Q&A with Sheena Jindal, principal, Comcast Ventures

Sheena Jindal is a principal at Comcast Ventures (CV), US-based mass media group Comcast’s corporate venture capital (CVC) arm, with a focus on real estate, financial services and consumer health.

1. First, just give us a quick overview of who you work for, what you do, and how long you have been doing it.

I am a principal at CV focusing on consumer investing, with a particular interest in proptech, healthcare, insuretech and fintech. I have deployed over $30m in eight new investments across seed through growth stage investments over my last 16 months with the firm and supported follow on financing efforts in Hippo, Acorns and Madison Reed.

2. What attracted you to CVC?

CV brings more than money to the table- we offer the flexibility and risk appetite of a traditional venture fund, combined with the ability to offer our portfolio companies advantages of a Fortune 500 organisation. Our abilities can help de-risk early-stage investments, minimise capital raising requirements, and help our companies grow and generate demand across the country in a matter of months, not years. We provide really tangible value-add through our exclusive services available for portfolio companies, particularly in our ability to provide TV advertising on a fixed cost-per-acquisition basis. This means we especially care about businesses that cater to the masses – those that are in every corner of the country and can be accessed by the Comcast/NBCU Footprint.

3. What have been your greatest successes at your unit?

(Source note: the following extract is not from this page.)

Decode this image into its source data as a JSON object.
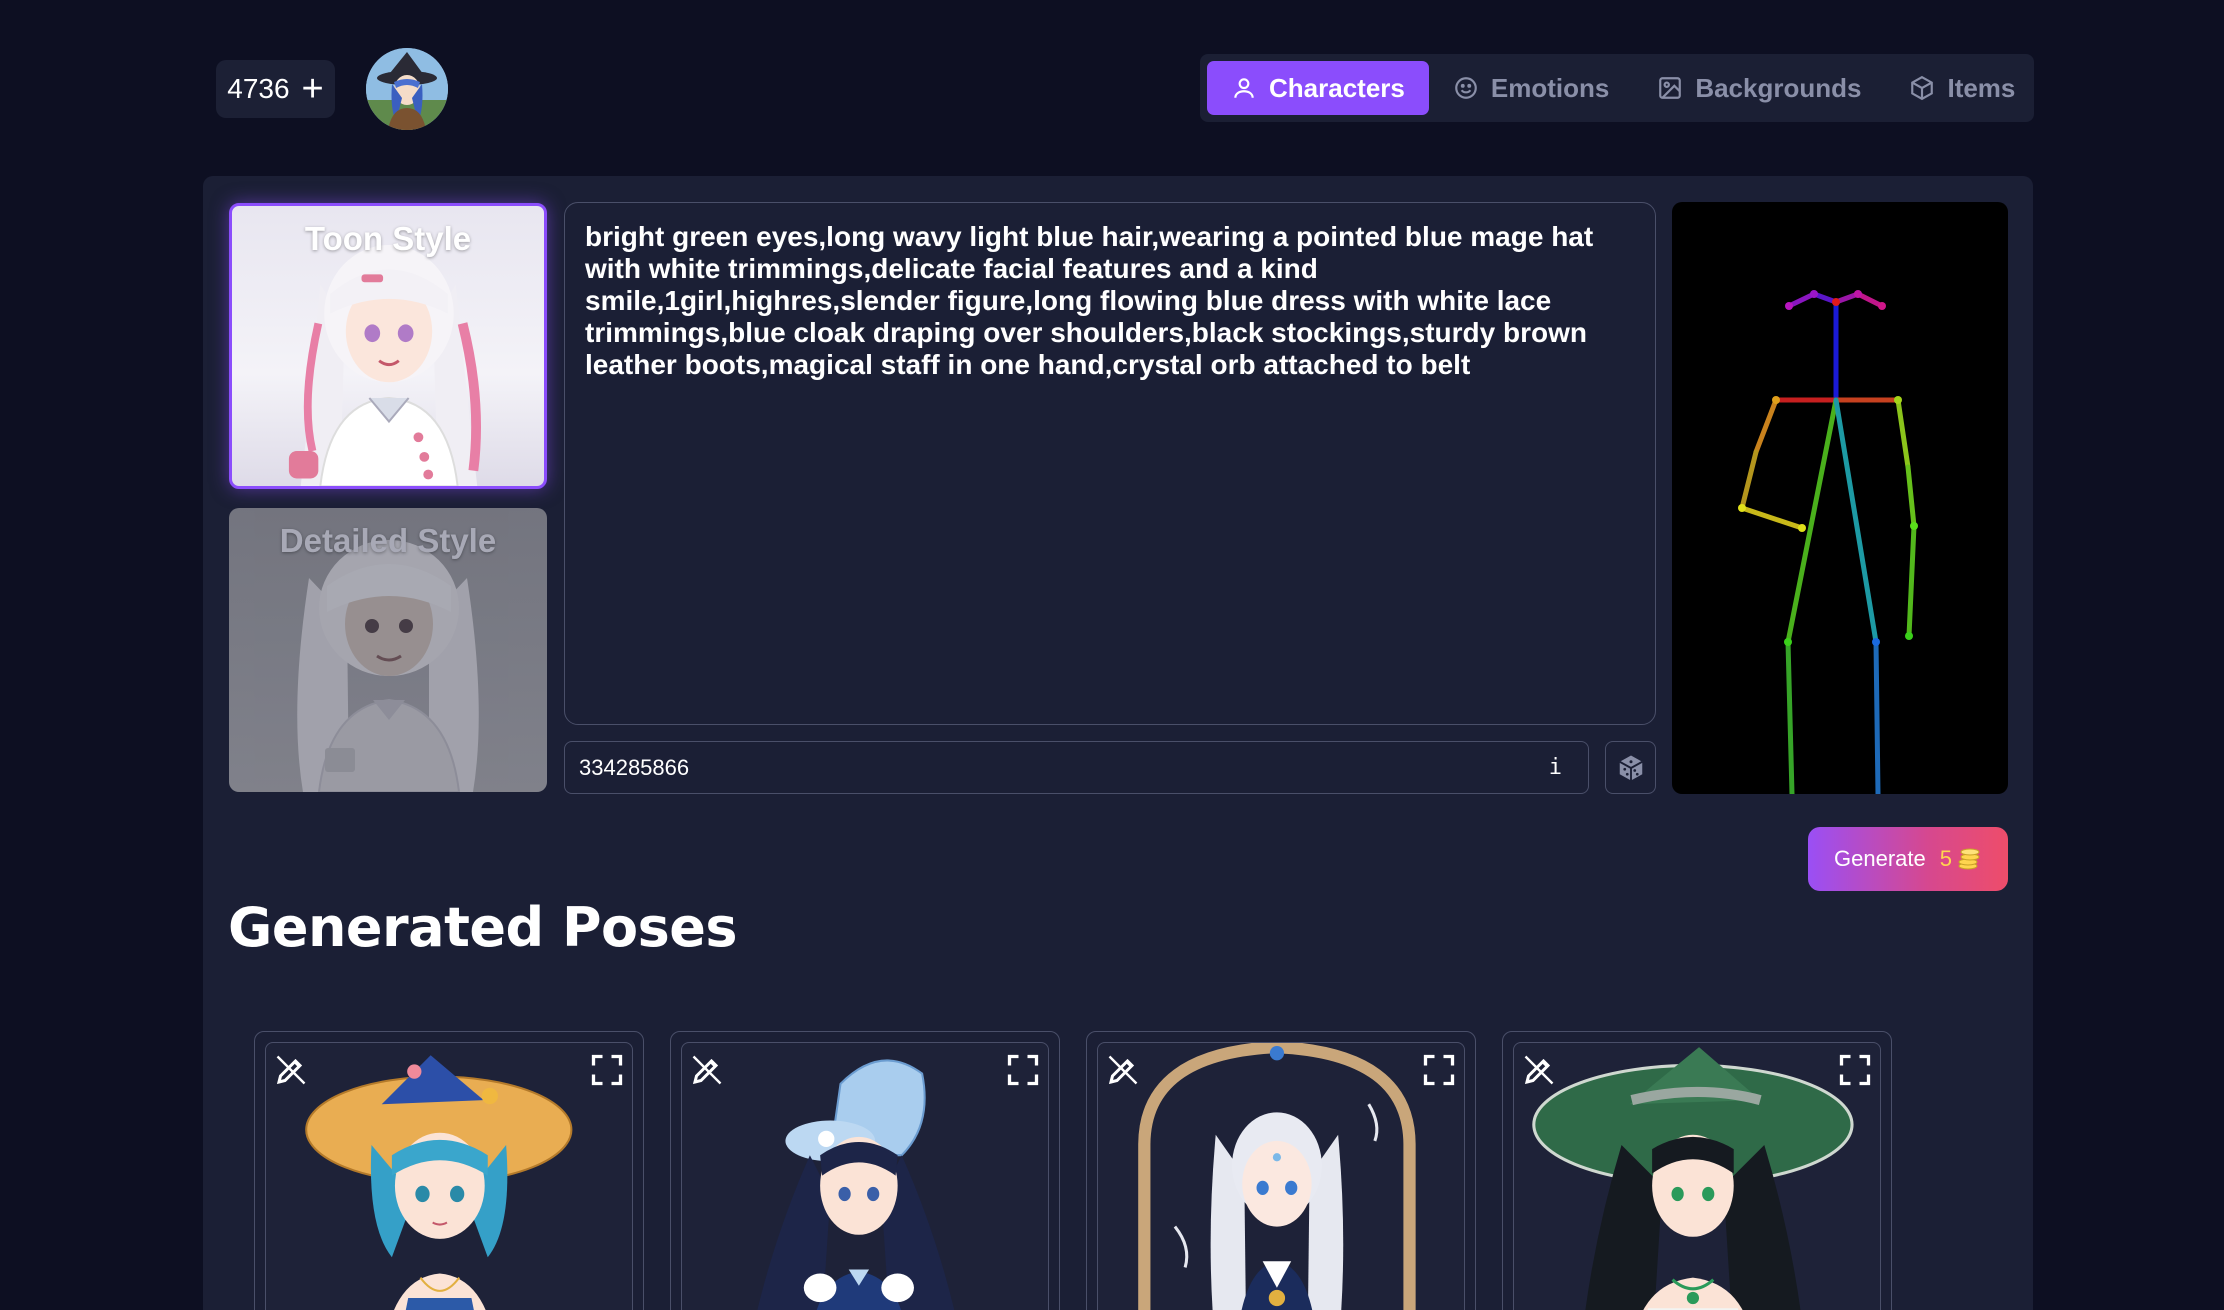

Eight new investments: Undisclosed life insurance business ($3m seed, 2019), undisclosed parametric insurance business ($3m pre-seed, 2019, roughly $1m seed, 2020); e-commerce home goods business (undisclosed amount of pre-seed, 2019); Nurx (undisclosed amount of series C and series D, 2019 and 2020); Papa ($20m Series B, 2020); Sidecar Health (undisclosed amount of series B, 2020); undisclosed life insurance business for seniors  (undisclosed amount of seed, 2020); undisclosed proptech ($20m series A, 2020).

4    What have been your biggest challenges?

Within the VC community, establishing credibility, learning new sectors and overcoming the fear of putting yourself out there – with founders, other VCs and portfolio companies. There is a mental battle of always knowing there is an opportunity cost for your time – sourcing, deal execution, portfolio support – all of which are equally important, but if you feel you can find a balance and make some progress on each every week, you are ahead of the game.

5. What is your main professional ambition for the future?

VC has always been a dream job of mine – it is one of the only jobs I know of where you get to craft the future of how humans will work, live and communicate with each other in the next five to 10 years. The job lets you noodle on what the world’s problems are, and find the right founders and products that will help bridge those gaps.

6. What do you think all CVCs could do better to make it a stronger industry?

Better branding, better networking, cross-collaboration opportunities, emphasis on the benefits; for example, partnerships with the parent company.

7. And, finally, for colour, what did you do prior to CVC or in your spare time?

Before joining the team at CV, I led strategy and operations for apparel at an e-commerce and fulfillment platform, Symphony Commerce. Prior to Symphony, I was in the corporate strategy group at Hudson’s Bay Company/Saks Fifth Avenue, driving the future of omnichannel commerce. I began my career at the Boston Consulting Group advising clients in the financial services, retail and insurance sector. While in business school, I worked at Bessemer and spent my summer at Google focused on strategy for emerging products. I graduated from Massachusetts Institute of Technology with a bachelor of science in economics and an MBA from Tuck School of Business at Dartmouth.